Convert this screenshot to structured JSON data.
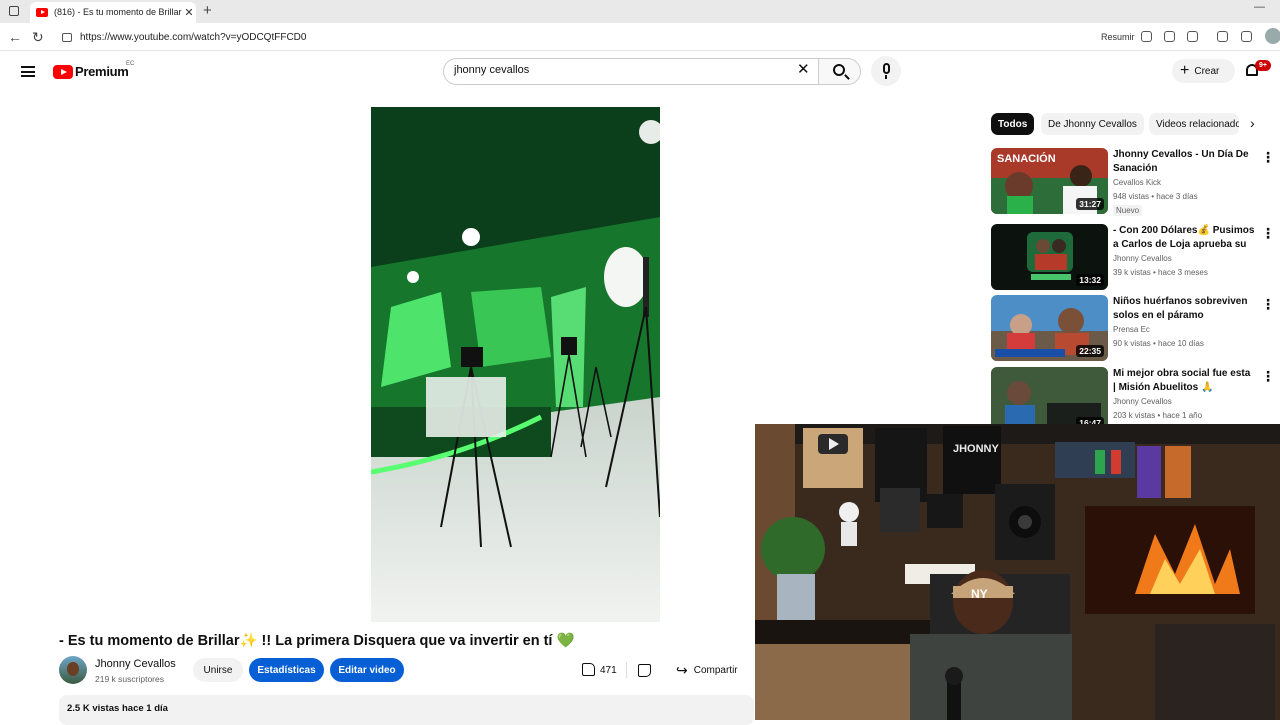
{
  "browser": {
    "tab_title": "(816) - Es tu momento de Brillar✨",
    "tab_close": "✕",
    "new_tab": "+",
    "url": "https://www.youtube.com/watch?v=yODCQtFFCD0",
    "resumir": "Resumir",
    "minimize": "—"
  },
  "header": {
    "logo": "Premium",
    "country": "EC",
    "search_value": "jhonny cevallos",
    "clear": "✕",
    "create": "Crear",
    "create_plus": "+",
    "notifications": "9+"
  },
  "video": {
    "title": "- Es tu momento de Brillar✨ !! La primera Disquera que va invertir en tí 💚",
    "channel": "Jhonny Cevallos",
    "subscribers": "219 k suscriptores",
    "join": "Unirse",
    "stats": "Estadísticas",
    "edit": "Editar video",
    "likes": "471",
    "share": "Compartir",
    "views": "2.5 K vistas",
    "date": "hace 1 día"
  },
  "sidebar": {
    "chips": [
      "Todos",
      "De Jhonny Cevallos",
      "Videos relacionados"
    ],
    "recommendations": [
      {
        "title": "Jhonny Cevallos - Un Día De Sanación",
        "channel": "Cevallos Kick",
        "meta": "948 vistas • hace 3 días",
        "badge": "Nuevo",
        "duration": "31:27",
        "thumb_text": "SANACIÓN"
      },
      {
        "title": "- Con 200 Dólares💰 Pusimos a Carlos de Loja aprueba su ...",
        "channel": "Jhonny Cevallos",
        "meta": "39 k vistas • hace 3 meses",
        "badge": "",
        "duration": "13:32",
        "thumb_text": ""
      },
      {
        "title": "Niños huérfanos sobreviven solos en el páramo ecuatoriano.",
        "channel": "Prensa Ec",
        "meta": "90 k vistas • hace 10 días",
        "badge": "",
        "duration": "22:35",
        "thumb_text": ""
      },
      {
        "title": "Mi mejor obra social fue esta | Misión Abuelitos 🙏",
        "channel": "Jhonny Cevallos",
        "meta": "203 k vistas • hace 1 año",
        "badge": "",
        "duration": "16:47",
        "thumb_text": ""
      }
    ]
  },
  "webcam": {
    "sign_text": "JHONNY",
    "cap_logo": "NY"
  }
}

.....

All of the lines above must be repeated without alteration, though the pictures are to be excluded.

RESULT:
Convert this screenshot to structured JSON data.
{
  "browser": {
    "tab_title": "(816) - Es tu momento de Brillar✨",
    "tab_close": "✕",
    "new_tab": "+",
    "url": "https://www.youtube.com/watch?v=yODCQtFFCD0",
    "resumir": "Resumir",
    "minimize": "—"
  },
  "header": {
    "logo": "Premium",
    "country": "EC",
    "search_value": "jhonny cevallos",
    "clear": "✕",
    "create": "Crear",
    "create_plus": "+",
    "notifications": "9+"
  },
  "video": {
    "title": "- Es tu momento de Brillar✨ !! La primera Disquera que va invertir en tí 💚",
    "channel": "Jhonny Cevallos",
    "subscribers": "219 k suscriptores",
    "join": "Unirse",
    "stats": "Estadísticas",
    "edit": "Editar video",
    "likes": "471",
    "share": "Compartir",
    "views": "2.5 K vistas",
    "date": "hace 1 día"
  },
  "sidebar": {
    "chips": [
      "Todos",
      "De Jhonny Cevallos",
      "Videos relacionados"
    ],
    "recommendations": [
      {
        "title": "Jhonny Cevallos - Un Día De Sanación",
        "channel": "Cevallos Kick",
        "meta": "948 vistas • hace 3 días",
        "badge": "Nuevo",
        "duration": "31:27",
        "thumb_text": "SANACIÓN"
      },
      {
        "title": "- Con 200 Dólares💰 Pusimos a Carlos de Loja aprueba su ...",
        "channel": "Jhonny Cevallos",
        "meta": "39 k vistas • hace 3 meses",
        "badge": "",
        "duration": "13:32",
        "thumb_text": ""
      },
      {
        "title": "Niños huérfanos sobreviven solos en el páramo ecuatoriano.",
        "channel": "Prensa Ec",
        "meta": "90 k vistas • hace 10 días",
        "badge": "",
        "duration": "22:35",
        "thumb_text": ""
      },
      {
        "title": "Mi mejor obra social fue esta | Misión Abuelitos 🙏",
        "channel": "Jhonny Cevallos",
        "meta": "203 k vistas • hace 1 año",
        "badge": "",
        "duration": "16:47",
        "thumb_text": ""
      }
    ]
  },
  "webcam": {
    "sign_text": "JHONNY",
    "cap_logo": "NY"
  }
}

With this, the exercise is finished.